### Directions
How many lines in the records below contain the word "initial"? Answer with the number only.

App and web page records
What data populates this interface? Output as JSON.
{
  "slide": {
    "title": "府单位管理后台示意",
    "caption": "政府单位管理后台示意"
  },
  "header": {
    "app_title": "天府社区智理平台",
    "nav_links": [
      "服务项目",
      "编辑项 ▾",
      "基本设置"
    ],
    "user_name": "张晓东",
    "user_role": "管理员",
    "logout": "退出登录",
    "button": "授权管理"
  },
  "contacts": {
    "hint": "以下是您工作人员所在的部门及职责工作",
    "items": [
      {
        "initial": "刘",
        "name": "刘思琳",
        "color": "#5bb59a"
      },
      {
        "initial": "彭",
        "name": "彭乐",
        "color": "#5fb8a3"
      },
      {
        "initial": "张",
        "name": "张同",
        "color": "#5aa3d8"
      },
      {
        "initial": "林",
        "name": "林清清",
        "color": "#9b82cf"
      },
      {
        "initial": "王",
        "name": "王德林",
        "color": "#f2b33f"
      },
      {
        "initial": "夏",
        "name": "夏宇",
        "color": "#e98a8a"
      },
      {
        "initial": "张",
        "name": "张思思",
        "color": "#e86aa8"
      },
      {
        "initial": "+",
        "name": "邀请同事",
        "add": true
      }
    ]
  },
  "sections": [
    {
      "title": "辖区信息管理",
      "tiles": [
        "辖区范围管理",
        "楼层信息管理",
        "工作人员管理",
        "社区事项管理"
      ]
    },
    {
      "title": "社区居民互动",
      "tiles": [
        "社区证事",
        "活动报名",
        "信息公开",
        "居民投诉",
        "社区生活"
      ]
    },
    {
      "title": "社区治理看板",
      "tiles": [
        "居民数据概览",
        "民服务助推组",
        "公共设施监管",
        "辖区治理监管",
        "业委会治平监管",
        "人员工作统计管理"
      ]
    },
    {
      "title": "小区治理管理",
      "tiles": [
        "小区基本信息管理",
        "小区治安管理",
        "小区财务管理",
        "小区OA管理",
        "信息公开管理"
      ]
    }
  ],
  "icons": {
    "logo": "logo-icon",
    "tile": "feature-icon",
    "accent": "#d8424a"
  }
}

### Expected answer
8